On Septmeber 19, The New York Times published the obit of Dr. Stephen E. Malawista, who, as chief of rheumatology at Yale School of Medicine had, with his postdoctoral student, Allen C. Steere, defined Lyme disease. In the fall of 1975 two women from Lyme, CT and Old Lyme had developed joint swelling, peculiar rashes and neurological complaints undiagnosable by their local physicians. Each went to Yale seeking answers.
Researchers there noted that the clinical picture, which was originally felt to be juvenile rheumatoid arthritis, had occurred in clusters and at a rate 100 times that expected for JRA. It also was clustered in warm-weather months. Dr. Malawista suggested the name Lyme arthritis and he and his team made the eventual linkage with tick bites. In 1982 Dr. Willy Burgdorfer found the bacterium responsible and Yale scientists wnet to work to develop a vaccine.

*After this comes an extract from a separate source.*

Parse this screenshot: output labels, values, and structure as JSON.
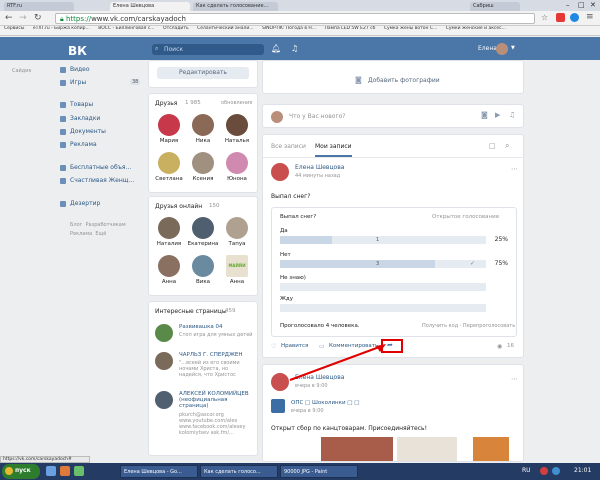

It was finally licensed in 1998, but a series of events, detailed by Dr. Plotkin in his medical article, led to it being removed from the market four years later. In brief: the CDC’s Advisorty Committee on Immunization Practices (ACIP) gave greater emphasis to protective clothing, tick repellants and, in the event of an infection, consistent early diagnosis and antibiotic treatment, than to the vaccine, even for those at high risk. Then it was only tested in adults and more in the group who got the vaccine than in the control group experienced some transient joint soreness…but not actual arthritis (typically red,hot, swollen, painful joints. The marketing of the drug was inappropriately directed at a lay, not a medical audience. A class action suit was brought against Glaxo, the drug company which produced the vaccine and, in spite of later studies showing no increase in Lyme-related joint disease, was settled by Glaxo for $1 million in 2003. Only the lawyers involved got any money.
By then the vaccine was off the market.
It’s clearly time for it to come back, perhaps in a new version, perhaps developed by a different company, but, in any case a human Lyme disease vaccine is needed.